### ACTION ITEM
In your copy of the data below, reproduce every entry exactly and omit the pictures.

Stored data entries:
++++++

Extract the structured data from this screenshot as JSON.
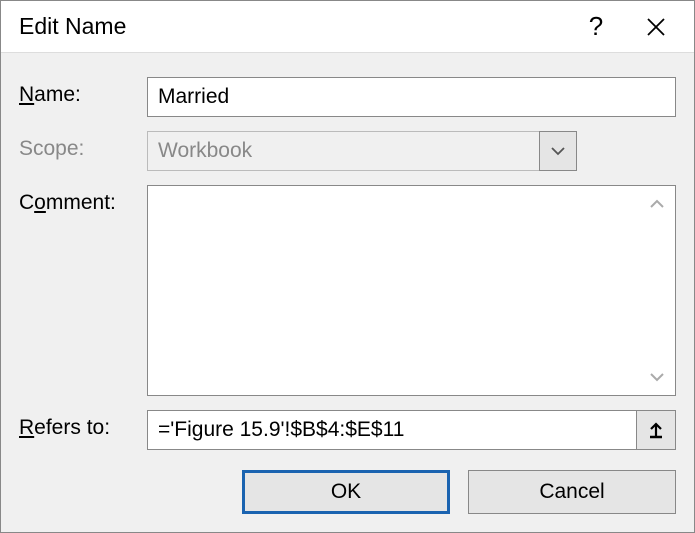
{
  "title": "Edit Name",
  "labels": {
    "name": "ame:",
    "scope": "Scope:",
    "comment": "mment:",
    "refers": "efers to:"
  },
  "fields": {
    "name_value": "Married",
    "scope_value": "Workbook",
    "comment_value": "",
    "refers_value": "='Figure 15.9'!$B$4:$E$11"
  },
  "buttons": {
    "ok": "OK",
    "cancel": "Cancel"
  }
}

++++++

### YOUR RESPONSE
Extract the structured data from this screenshot as JSON.
{
  "title": "Edit Name",
  "labels": {
    "name": "ame:",
    "scope": "Scope:",
    "comment": "mment:",
    "refers": "efers to:"
  },
  "fields": {
    "name_value": "Married",
    "scope_value": "Workbook",
    "comment_value": "",
    "refers_value": "='Figure 15.9'!$B$4:$E$11"
  },
  "buttons": {
    "ok": "OK",
    "cancel": "Cancel"
  }
}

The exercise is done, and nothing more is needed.